_DATA UNDER STUDY_:

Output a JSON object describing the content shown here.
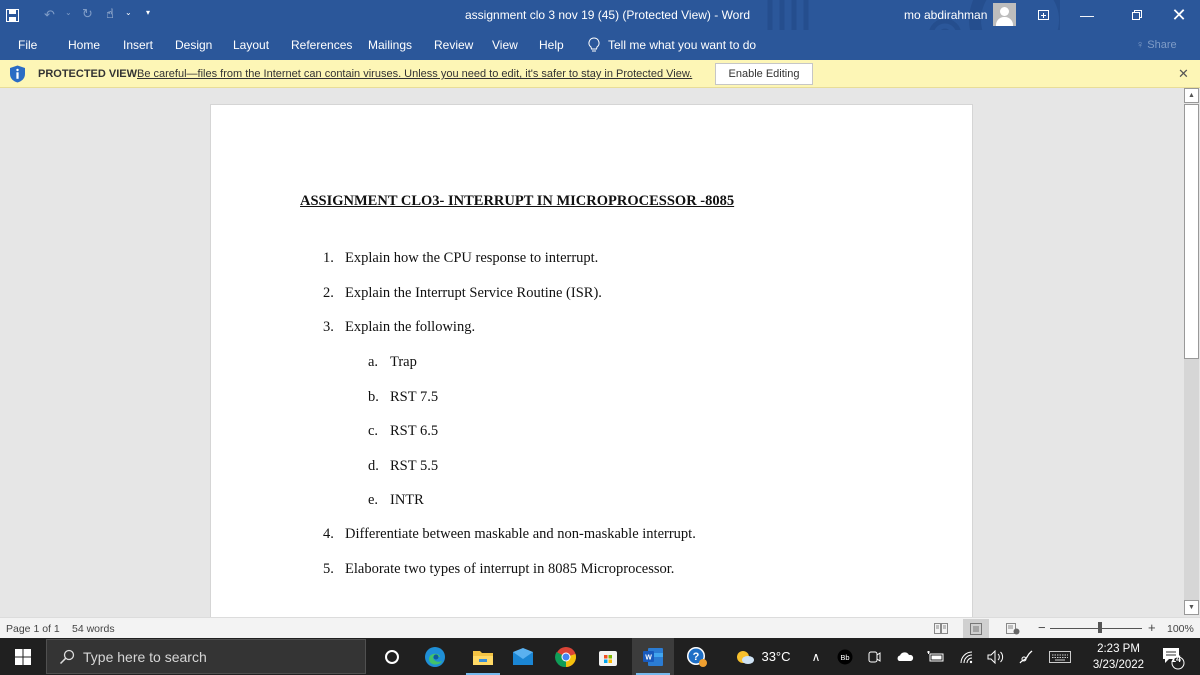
{
  "window": {
    "title": "assignment clo 3 nov 19 (45) (Protected View)  -  Word",
    "user_name": "mo abdirahman",
    "quick_access": [
      {
        "icon": "save-icon"
      },
      {
        "icon": "undo-icon"
      },
      {
        "icon": "redo-icon"
      },
      {
        "icon": "touch-mode-icon"
      },
      {
        "icon": "customize-qat-icon"
      }
    ],
    "controls": {
      "ribbon_display": "ribbon-display-options-icon",
      "minimize": "minimize-icon",
      "restore": "restore-icon",
      "close": "close-icon"
    }
  },
  "ribbon": {
    "tabs": [
      "File",
      "Home",
      "Insert",
      "Design",
      "Layout",
      "References",
      "Mailings",
      "Review",
      "View",
      "Help"
    ],
    "tell_me": "Tell me what you want to do",
    "share": "Share"
  },
  "protected_view": {
    "label": "PROTECTED VIEW",
    "message": "Be careful—files from the Internet can contain viruses. Unless you need to edit, it's safer to stay in Protected View.",
    "enable_button": "Enable Editing"
  },
  "document": {
    "title": "ASSIGNMENT CLO3- INTERRUPT IN MICROPROCESSOR -8085",
    "questions": [
      {
        "num": "1.",
        "text": "Explain how the CPU response to interrupt."
      },
      {
        "num": "2.",
        "text": "Explain the Interrupt Service Routine (ISR)."
      },
      {
        "num": "3.",
        "text": "Explain the following."
      },
      {
        "num": "4.",
        "text": "Differentiate between maskable and non-maskable interrupt."
      },
      {
        "num": "5.",
        "text": "Elaborate two types of interrupt in 8085 Microprocessor."
      }
    ],
    "subitems": [
      {
        "num": "a.",
        "text": "Trap"
      },
      {
        "num": "b.",
        "text": "RST 7.5"
      },
      {
        "num": "c.",
        "text": "RST 6.5"
      },
      {
        "num": "d.",
        "text": "RST 5.5"
      },
      {
        "num": "e.",
        "text": "INTR"
      }
    ]
  },
  "status_bar": {
    "page": "Page 1 of 1",
    "words": "54 words",
    "zoom": "100%",
    "zoom_level_percent": 100,
    "active_view": "print-layout"
  },
  "taskbar": {
    "search_placeholder": "Type here to search",
    "apps": [
      "cortana",
      "edge",
      "file-explorer",
      "mail",
      "chrome",
      "microsoft-store",
      "word",
      "help"
    ],
    "active_app": "word",
    "weather": "33°C",
    "time": "2:23 PM",
    "date": "3/23/2022",
    "notifications": "14"
  }
}
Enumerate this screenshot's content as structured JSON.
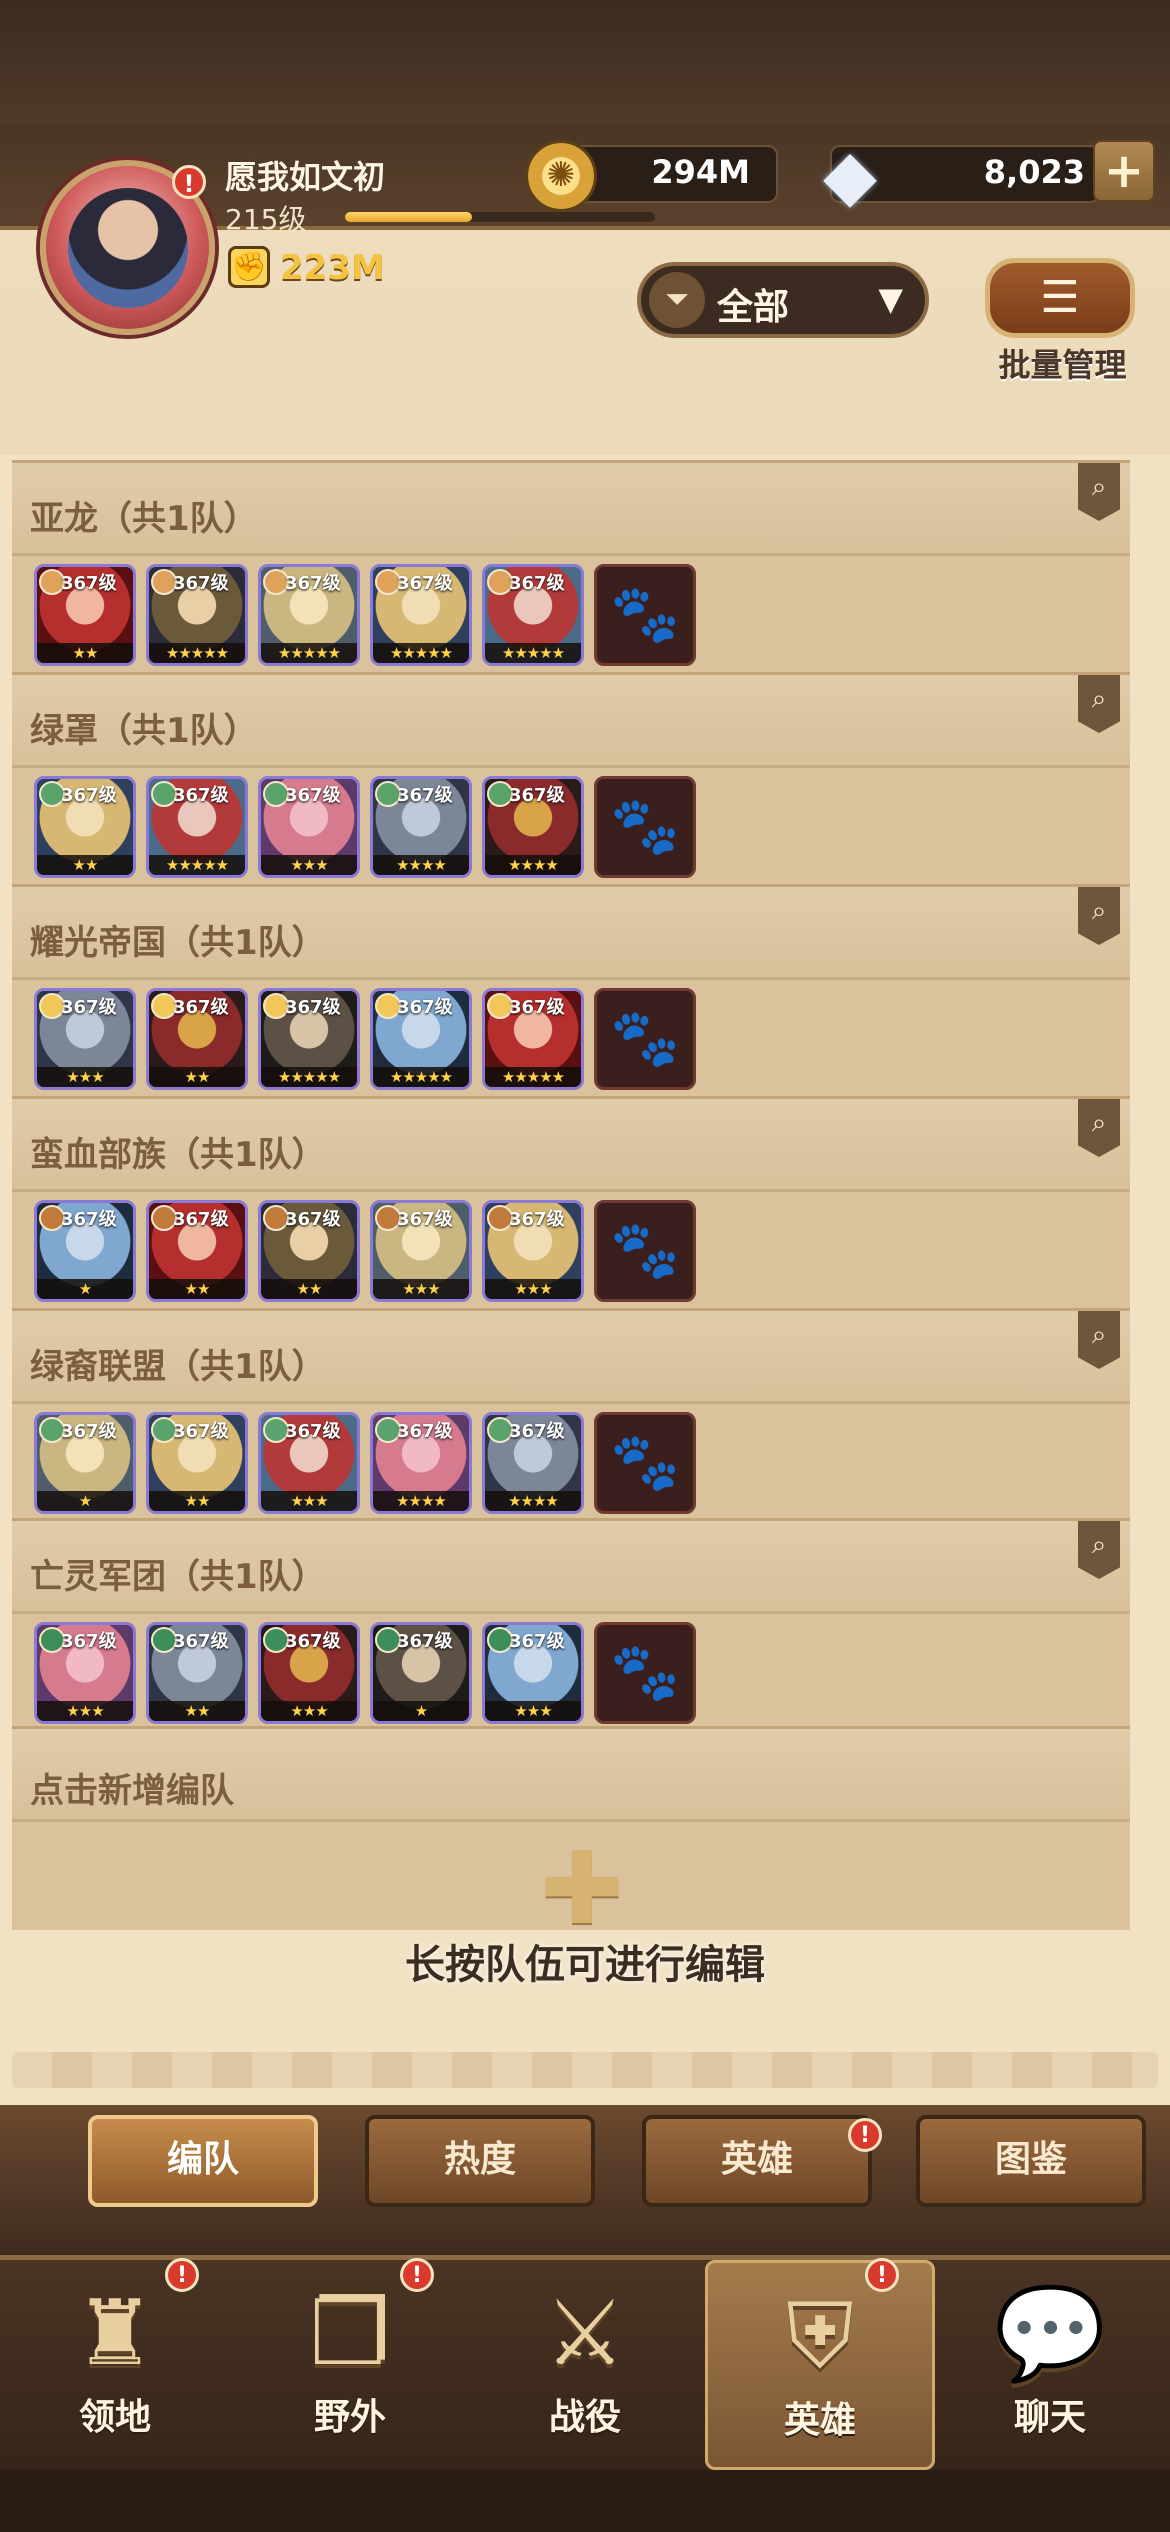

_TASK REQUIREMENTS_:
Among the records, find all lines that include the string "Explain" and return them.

_WORKED SOLUTION_:
        "text": "Explain how the CPU response to interrupt."
        "text": "Explain the Interrupt Service Routine (ISR)."
        "text": "Explain the following."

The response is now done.